Censorship circumvention technology will not help all users, however, for several reasons. Sometimes the anti-circumvention service or tool is itself blocked. The use of anti-circumvention techniques can sometimes be detected, and may put the user at risk of punishment by the blocking authorities. Other times the circumvention technology is simply too technical or expensive to employ for the casual internet user.
Advocating at the protocol level
For these reasons there are important advances being made in the low-level architecture of the internet to technically prevent censorship from working. In places where extensive blocking and filtering are less common, these new internet protocols are seen as (and are) privacy protecting. But for people who regularly face censorship, these privacy enhancing protocols will also help reduce censorship. Earlier, it was mentioned that much blocking and filtering is done with DNS. If DNS can be designed to be more privacy protecting and not reveal who you are, where you are located and what website you would like to visit, then it will be impossible to use those methods of censorship to keep you from the content that you would like to access.
There are human rights advocates working with the technical community and internet standards bodies to support these new protocols, both because they protect user privacy and because they make both targeted and blanket censorship much harder.
With so many methods for censoring expression online, it is the case that often multiple techniques are used simultaneously or even in series from the easiest to most difficult method of censorship. Techniques for censorship and evasion continue to evolve, and for every action there is often eventually a reaction.
Some useful strategies for circumvention are now no longer available, such as domain fronting - an approach facilitated by "too big to block" companies like Google and Amazon, which allowed applications to appear as if they operate on these companies' servers, thereby making it costly to block.

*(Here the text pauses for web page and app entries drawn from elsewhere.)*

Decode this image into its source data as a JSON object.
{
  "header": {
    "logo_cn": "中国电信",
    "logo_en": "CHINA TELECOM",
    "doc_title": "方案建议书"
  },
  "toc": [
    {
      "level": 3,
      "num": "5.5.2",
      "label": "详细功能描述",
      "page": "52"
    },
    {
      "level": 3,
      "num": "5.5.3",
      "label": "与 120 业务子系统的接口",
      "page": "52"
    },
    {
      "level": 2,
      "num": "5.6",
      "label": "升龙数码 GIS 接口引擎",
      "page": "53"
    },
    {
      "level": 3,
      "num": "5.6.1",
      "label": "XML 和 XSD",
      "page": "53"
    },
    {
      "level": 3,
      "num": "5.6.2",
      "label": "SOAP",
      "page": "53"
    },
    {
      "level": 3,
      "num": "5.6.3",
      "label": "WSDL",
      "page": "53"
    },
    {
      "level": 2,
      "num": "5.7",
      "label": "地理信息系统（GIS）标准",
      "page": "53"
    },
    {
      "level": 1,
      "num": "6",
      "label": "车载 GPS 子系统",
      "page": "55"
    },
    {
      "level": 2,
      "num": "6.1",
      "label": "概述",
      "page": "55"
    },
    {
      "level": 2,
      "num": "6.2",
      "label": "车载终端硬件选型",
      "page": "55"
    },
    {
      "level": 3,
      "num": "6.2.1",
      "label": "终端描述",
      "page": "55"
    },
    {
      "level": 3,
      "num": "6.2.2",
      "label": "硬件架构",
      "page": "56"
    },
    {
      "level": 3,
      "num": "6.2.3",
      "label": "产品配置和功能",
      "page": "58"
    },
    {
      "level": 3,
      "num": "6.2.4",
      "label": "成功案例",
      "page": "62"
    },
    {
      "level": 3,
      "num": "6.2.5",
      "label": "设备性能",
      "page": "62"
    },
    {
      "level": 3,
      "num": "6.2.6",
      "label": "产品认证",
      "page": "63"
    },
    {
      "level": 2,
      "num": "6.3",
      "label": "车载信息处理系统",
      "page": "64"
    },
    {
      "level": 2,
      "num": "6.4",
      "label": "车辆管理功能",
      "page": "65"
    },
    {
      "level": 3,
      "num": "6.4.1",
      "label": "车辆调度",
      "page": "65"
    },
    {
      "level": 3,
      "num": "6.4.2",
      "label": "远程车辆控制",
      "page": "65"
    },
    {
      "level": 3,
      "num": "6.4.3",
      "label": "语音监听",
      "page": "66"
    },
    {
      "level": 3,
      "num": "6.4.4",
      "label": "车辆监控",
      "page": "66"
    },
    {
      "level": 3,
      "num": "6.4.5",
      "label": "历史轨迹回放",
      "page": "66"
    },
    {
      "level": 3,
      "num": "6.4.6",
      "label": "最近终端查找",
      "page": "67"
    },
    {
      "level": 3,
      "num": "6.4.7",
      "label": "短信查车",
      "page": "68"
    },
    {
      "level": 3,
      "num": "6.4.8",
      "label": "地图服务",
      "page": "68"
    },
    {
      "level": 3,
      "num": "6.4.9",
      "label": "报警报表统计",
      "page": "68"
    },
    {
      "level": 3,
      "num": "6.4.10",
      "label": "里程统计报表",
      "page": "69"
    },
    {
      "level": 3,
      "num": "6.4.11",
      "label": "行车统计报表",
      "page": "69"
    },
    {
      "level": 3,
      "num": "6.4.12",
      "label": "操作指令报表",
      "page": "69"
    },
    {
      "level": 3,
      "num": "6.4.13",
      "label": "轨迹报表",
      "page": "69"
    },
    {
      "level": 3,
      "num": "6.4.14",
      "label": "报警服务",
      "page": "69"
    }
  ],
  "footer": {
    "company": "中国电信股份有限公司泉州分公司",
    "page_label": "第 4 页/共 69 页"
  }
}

Domain fronting is no longer possible with Google and Amazon servers as of May 2018.
While some civil society organisations like ACLU, CDT and ARTICLE 19 are working with the technical community to support better protocols, this is a new front of human rights advocacy and there is a growing need to build evidence and sustain engagement with bodies like the Internet Engineering Task Force (IETF). You can learn more about the importance of internet governance fora like the IETF for freedom of speech in Media Development in the Digital Age, and look out for ARTICLE 19's upcoming book with No Starch Press, A Cat's Guide to the Internet.
You can get the latest news and view a teaser chapter on Tor here.
Mallory Knodel is Head of Digital at ARTICLE 19.